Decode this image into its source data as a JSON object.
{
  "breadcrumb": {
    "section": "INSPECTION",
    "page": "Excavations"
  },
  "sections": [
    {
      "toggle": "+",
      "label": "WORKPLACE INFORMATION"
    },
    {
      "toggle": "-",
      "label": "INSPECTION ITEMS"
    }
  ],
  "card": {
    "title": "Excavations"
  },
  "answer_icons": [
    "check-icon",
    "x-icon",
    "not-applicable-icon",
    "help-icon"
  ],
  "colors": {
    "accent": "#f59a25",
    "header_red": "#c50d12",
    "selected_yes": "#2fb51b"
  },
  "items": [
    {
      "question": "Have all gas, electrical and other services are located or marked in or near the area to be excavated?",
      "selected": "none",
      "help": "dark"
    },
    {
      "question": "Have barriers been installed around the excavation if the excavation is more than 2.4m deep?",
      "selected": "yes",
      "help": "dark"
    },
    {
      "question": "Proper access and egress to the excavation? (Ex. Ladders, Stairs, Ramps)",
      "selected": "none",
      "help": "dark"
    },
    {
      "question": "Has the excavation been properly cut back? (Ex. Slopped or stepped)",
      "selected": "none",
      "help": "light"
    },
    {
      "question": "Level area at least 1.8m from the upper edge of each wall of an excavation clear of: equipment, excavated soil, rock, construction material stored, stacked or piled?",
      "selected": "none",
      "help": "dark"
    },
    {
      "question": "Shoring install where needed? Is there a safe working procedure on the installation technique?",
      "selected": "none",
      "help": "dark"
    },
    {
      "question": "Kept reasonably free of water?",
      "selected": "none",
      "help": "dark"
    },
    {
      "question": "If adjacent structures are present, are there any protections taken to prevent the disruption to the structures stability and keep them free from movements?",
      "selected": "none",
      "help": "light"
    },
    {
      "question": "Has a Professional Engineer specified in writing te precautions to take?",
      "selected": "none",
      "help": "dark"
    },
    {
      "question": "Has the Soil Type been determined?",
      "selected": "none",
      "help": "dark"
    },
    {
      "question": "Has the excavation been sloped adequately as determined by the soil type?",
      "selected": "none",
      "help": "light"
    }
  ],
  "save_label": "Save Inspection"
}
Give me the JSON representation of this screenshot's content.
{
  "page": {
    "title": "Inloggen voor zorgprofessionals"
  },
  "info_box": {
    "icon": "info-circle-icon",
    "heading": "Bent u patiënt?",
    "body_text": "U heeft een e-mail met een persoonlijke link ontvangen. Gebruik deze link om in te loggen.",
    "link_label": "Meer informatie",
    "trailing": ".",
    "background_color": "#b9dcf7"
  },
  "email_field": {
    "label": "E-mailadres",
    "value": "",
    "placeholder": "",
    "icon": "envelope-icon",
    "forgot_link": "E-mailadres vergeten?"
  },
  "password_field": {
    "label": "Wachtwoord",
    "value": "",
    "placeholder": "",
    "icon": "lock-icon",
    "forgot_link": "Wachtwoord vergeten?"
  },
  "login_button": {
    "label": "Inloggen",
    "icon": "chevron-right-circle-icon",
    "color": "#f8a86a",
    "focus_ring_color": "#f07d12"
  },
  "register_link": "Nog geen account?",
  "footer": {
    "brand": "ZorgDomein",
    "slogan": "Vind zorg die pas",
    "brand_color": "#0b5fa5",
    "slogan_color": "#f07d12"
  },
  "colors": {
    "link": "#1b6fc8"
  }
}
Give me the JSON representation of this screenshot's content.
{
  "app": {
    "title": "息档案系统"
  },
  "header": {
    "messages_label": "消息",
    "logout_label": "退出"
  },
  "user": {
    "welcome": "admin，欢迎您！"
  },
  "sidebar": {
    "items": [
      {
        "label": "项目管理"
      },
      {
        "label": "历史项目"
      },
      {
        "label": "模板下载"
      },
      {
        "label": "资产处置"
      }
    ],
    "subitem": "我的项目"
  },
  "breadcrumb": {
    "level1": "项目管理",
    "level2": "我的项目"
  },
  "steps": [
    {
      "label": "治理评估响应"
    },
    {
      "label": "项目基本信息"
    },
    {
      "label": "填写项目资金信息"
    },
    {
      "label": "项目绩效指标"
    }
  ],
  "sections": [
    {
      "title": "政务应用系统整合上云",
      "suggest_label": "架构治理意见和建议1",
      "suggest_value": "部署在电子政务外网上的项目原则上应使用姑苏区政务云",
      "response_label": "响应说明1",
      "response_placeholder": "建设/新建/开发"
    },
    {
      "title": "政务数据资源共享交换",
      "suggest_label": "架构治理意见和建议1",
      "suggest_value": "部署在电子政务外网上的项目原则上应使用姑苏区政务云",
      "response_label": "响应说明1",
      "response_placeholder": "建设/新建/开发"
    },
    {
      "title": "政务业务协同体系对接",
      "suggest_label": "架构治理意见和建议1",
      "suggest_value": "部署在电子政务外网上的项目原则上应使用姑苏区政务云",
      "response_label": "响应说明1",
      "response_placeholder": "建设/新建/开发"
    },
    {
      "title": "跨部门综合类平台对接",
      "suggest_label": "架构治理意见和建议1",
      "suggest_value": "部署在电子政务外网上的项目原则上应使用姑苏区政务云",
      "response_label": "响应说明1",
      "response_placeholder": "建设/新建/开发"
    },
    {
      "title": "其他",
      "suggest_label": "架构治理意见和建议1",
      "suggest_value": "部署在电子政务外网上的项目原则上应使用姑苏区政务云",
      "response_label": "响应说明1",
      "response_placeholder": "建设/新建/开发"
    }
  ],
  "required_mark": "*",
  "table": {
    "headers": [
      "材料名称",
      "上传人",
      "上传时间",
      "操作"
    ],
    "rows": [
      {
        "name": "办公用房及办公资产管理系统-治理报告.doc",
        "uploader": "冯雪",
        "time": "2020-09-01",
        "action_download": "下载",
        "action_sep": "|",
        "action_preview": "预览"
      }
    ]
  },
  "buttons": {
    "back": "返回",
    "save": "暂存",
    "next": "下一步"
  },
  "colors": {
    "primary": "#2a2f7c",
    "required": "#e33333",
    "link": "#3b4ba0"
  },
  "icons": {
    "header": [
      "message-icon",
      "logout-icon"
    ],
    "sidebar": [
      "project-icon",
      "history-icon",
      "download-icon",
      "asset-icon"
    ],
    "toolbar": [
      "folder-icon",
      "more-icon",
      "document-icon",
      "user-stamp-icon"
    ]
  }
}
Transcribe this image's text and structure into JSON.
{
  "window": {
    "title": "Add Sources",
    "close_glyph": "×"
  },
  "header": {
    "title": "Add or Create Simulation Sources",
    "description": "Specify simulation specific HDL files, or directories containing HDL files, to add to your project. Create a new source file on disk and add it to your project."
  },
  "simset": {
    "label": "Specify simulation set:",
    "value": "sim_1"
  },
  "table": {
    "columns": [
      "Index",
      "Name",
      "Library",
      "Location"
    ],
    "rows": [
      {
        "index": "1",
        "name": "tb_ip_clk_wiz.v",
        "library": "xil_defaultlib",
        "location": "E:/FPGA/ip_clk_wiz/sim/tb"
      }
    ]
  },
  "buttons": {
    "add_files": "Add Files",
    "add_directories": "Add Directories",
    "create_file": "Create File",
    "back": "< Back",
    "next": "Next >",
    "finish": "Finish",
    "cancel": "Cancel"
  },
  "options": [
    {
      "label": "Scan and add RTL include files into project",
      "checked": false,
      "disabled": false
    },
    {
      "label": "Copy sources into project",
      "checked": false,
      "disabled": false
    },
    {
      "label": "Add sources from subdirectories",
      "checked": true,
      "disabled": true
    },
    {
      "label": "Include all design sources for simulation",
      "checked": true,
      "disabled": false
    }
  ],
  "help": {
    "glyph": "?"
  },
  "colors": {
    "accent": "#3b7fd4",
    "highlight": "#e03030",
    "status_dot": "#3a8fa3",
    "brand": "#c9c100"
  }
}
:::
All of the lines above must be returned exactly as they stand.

• Response for this exercise:
Decode this image into its source data as a JSON object.
{
  "breadcrumb": {
    "section": "INSPECTION",
    "page": "Excavations"
  },
  "sections": [
    {
      "toggle": "+",
      "label": "WORKPLACE INFORMATION"
    },
    {
      "toggle": "-",
      "label": "INSPECTION ITEMS"
    }
  ],
  "card": {
    "title": "Excavations"
  },
  "answer_icons": [
    "check-icon",
    "x-icon",
    "not-applicable-icon",
    "help-icon"
  ],
  "colors": {
    "accent": "#f59a25",
    "header_red": "#c50d12",
    "selected_yes": "#2fb51b"
  },
  "items": [
    {
      "question": "Have all gas, electrical and other services are located or marked in or near the area to be excavated?",
      "selected": "none",
      "help": "dark"
    },
    {
      "question": "Have barriers been installed around the excavation if the excavation is more than 2.4m deep?",
      "selected": "yes",
      "help": "dark"
    },
    {
      "question": "Proper access and egress to the excavation? (Ex. Ladders, Stairs, Ramps)",
      "selected": "none",
      "help": "dark"
    },
    {
      "question": "Has the excavation been properly cut back? (Ex. Slopped or stepped)",
      "selected": "none",
      "help": "light"
    },
    {
      "question": "Level area at least 1.8m from the upper edge of each wall of an excavation clear of: equipment, excavated soil, rock, construction material stored, stacked or piled?",
      "selected": "none",
      "help": "dark"
    },
    {
      "question": "Shoring install where needed? Is there a safe working procedure on the installation technique?",
      "selected": "none",
      "help": "dark"
    },
    {
      "question": "Kept reasonably free of water?",
      "selected": "none",
      "help": "dark"
    },
    {
      "question": "If adjacent structures are present, are there any protections taken to prevent the disruption to the structures stability and keep them free from movements?",
      "selected": "none",
      "help": "light"
    },
    {
      "question": "Has a Professional Engineer specified in writing te precautions to take?",
      "selected": "none",
      "help": "dark"
    },
    {
      "question": "Has the Soil Type been determined?",
      "selected": "none",
      "help": "dark"
    },
    {
      "question": "Has the excavation been sloped adequately as determined by the soil type?",
      "selected": "none",
      "help": "light"
    }
  ],
  "save_label": "Save Inspection"
}
Give me the JSON representation of this screenshot's content.
{
  "page": {
    "title": "Inloggen voor zorgprofessionals"
  },
  "info_box": {
    "icon": "info-circle-icon",
    "heading": "Bent u patiënt?",
    "body_text": "U heeft een e-mail met een persoonlijke link ontvangen. Gebruik deze link om in te loggen.",
    "link_label": "Meer informatie",
    "trailing": ".",
    "background_color": "#b9dcf7"
  },
  "email_field": {
    "label": "E-mailadres",
    "value": "",
    "placeholder": "",
    "icon": "envelope-icon",
    "forgot_link": "E-mailadres vergeten?"
  },
  "password_field": {
    "label": "Wachtwoord",
    "value": "",
    "placeholder": "",
    "icon": "lock-icon",
    "forgot_link": "Wachtwoord vergeten?"
  },
  "login_button": {
    "label": "Inloggen",
    "icon": "chevron-right-circle-icon",
    "color": "#f8a86a",
    "focus_ring_color": "#f07d12"
  },
  "register_link": "Nog geen account?",
  "footer": {
    "brand": "ZorgDomein",
    "slogan": "Vind zorg die pas",
    "brand_color": "#0b5fa5",
    "slogan_color": "#f07d12"
  },
  "colors": {
    "link": "#1b6fc8"
  }
}
Give me the JSON representation of this screenshot's content.
{
  "app": {
    "title": "息档案系统"
  },
  "header": {
    "messages_label": "消息",
    "logout_label": "退出"
  },
  "user": {
    "welcome": "admin，欢迎您！"
  },
  "sidebar": {
    "items": [
      {
        "label": "项目管理"
      },
      {
        "label": "历史项目"
      },
      {
        "label": "模板下载"
      },
      {
        "label": "资产处置"
      }
    ],
    "subitem": "我的项目"
  },
  "breadcrumb": {
    "level1": "项目管理",
    "level2": "我的项目"
  },
  "steps": [
    {
      "label": "治理评估响应"
    },
    {
      "label": "项目基本信息"
    },
    {
      "label": "填写项目资金信息"
    },
    {
      "label": "项目绩效指标"
    }
  ],
  "sections": [
    {
      "title": "政务应用系统整合上云",
      "suggest_label": "架构治理意见和建议1",
      "suggest_value": "部署在电子政务外网上的项目原则上应使用姑苏区政务云",
      "response_label": "响应说明1",
      "response_placeholder": "建设/新建/开发"
    },
    {
      "title": "政务数据资源共享交换",
      "suggest_label": "架构治理意见和建议1",
      "suggest_value": "部署在电子政务外网上的项目原则上应使用姑苏区政务云",
      "response_label": "响应说明1",
      "response_placeholder": "建设/新建/开发"
    },
    {
      "title": "政务业务协同体系对接",
      "suggest_label": "架构治理意见和建议1",
      "suggest_value": "部署在电子政务外网上的项目原则上应使用姑苏区政务云",
      "response_label": "响应说明1",
      "response_placeholder": "建设/新建/开发"
    },
    {
      "title": "跨部门综合类平台对接",
      "suggest_label": "架构治理意见和建议1",
      "suggest_value": "部署在电子政务外网上的项目原则上应使用姑苏区政务云",
      "response_label": "响应说明1",
      "response_placeholder": "建设/新建/开发"
    },
    {
      "title": "其他",
      "suggest_label": "架构治理意见和建议1",
      "suggest_value": "部署在电子政务外网上的项目原则上应使用姑苏区政务云",
      "response_label": "响应说明1",
      "response_placeholder": "建设/新建/开发"
    }
  ],
  "required_mark": "*",
  "table": {
    "headers": [
      "材料名称",
      "上传人",
      "上传时间",
      "操作"
    ],
    "rows": [
      {
        "name": "办公用房及办公资产管理系统-治理报告.doc",
        "uploader": "冯雪",
        "time": "2020-09-01",
        "action_download": "下载",
        "action_sep": "|",
        "action_preview": "预览"
      }
    ]
  },
  "buttons": {
    "back": "返回",
    "save": "暂存",
    "next": "下一步"
  },
  "colors": {
    "primary": "#2a2f7c",
    "required": "#e33333",
    "link": "#3b4ba0"
  },
  "icons": {
    "header": [
      "message-icon",
      "logout-icon"
    ],
    "sidebar": [
      "project-icon",
      "history-icon",
      "download-icon",
      "asset-icon"
    ],
    "toolbar": [
      "folder-icon",
      "more-icon",
      "document-icon",
      "user-stamp-icon"
    ]
  }
}
Transcribe this image's text and structure into JSON.
{
  "window": {
    "title": "Add Sources",
    "close_glyph": "×"
  },
  "header": {
    "title": "Add or Create Simulation Sources",
    "description": "Specify simulation specific HDL files, or directories containing HDL files, to add to your project. Create a new source file on disk and add it to your project."
  },
  "simset": {
    "label": "Specify simulation set:",
    "value": "sim_1"
  },
  "table": {
    "columns": [
      "Index",
      "Name",
      "Library",
      "Location"
    ],
    "rows": [
      {
        "index": "1",
        "name": "tb_ip_clk_wiz.v",
        "library": "xil_defaultlib",
        "location": "E:/FPGA/ip_clk_wiz/sim/tb"
      }
    ]
  },
  "buttons": {
    "add_files": "Add Files",
    "add_directories": "Add Directories",
    "create_file": "Create File",
    "back": "< Back",
    "next": "Next >",
    "finish": "Finish",
    "cancel": "Cancel"
  },
  "options": [
    {
      "label": "Scan and add RTL include files into project",
      "checked": false,
      "disabled": false
    },
    {
      "label": "Copy sources into project",
      "checked": false,
      "disabled": false
    },
    {
      "label": "Add sources from subdirectories",
      "checked": true,
      "disabled": true
    },
    {
      "label": "Include all design sources for simulation",
      "checked": true,
      "disabled": false
    }
  ],
  "help": {
    "glyph": "?"
  },
  "colors": {
    "accent": "#3b7fd4",
    "highlight": "#e03030",
    "status_dot": "#3a8fa3",
    "brand": "#c9c100"
  }
}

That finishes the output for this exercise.